Data about app and page elements:
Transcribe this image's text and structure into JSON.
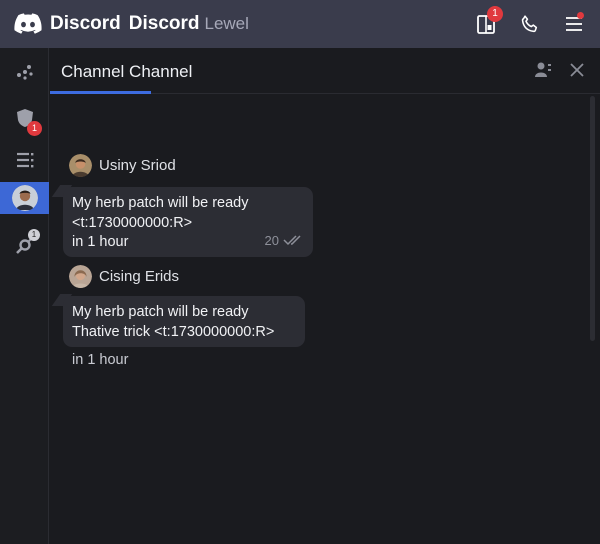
{
  "app": {
    "brand": "Discord",
    "brand_repeat": "Discord",
    "brand_sub": "Lewel"
  },
  "topbar": {
    "notifications_badge": "1",
    "icons": [
      "tablet-icon",
      "phone-icon",
      "menu-icon"
    ]
  },
  "sidebar": {
    "items": [
      {
        "name": "dots-icon"
      },
      {
        "name": "shield-icon",
        "badge": "1"
      },
      {
        "name": "list-icon"
      },
      {
        "name": "user-avatar",
        "active": true
      },
      {
        "name": "satellite-icon",
        "badge": "1"
      }
    ]
  },
  "channel": {
    "title": "Channel Channel"
  },
  "messages": [
    {
      "author": "Usiny Sriod",
      "line1": "My herb patch will be ready",
      "line2": "<t:1730000000:R>",
      "line3": "in 1 hour",
      "time": "20"
    },
    {
      "author": "Cising Erids",
      "line1": "My herb patch will be ready",
      "line2": "Thative trick <t:1730000000:R>",
      "after": "in 1 hour"
    }
  ],
  "colors": {
    "topbar": "#3a3c4c",
    "background": "#1a1b1f",
    "accent": "#3d68d6",
    "bubble": "#2c2d34",
    "badge": "#e0393e"
  }
}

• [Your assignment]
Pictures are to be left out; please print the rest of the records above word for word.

• [Completed task]
Transcribe this image's text and structure into JSON.
{
  "app": {
    "brand": "Discord",
    "brand_repeat": "Discord",
    "brand_sub": "Lewel"
  },
  "topbar": {
    "notifications_badge": "1",
    "icons": [
      "tablet-icon",
      "phone-icon",
      "menu-icon"
    ]
  },
  "sidebar": {
    "items": [
      {
        "name": "dots-icon"
      },
      {
        "name": "shield-icon",
        "badge": "1"
      },
      {
        "name": "list-icon"
      },
      {
        "name": "user-avatar",
        "active": true
      },
      {
        "name": "satellite-icon",
        "badge": "1"
      }
    ]
  },
  "channel": {
    "title": "Channel Channel"
  },
  "messages": [
    {
      "author": "Usiny Sriod",
      "line1": "My herb patch will be ready",
      "line2": "<t:1730000000:R>",
      "line3": "in 1 hour",
      "time": "20"
    },
    {
      "author": "Cising Erids",
      "line1": "My herb patch will be ready",
      "line2": "Thative trick <t:1730000000:R>",
      "after": "in 1 hour"
    }
  ],
  "colors": {
    "topbar": "#3a3c4c",
    "background": "#1a1b1f",
    "accent": "#3d68d6",
    "bubble": "#2c2d34",
    "badge": "#e0393e"
  }
}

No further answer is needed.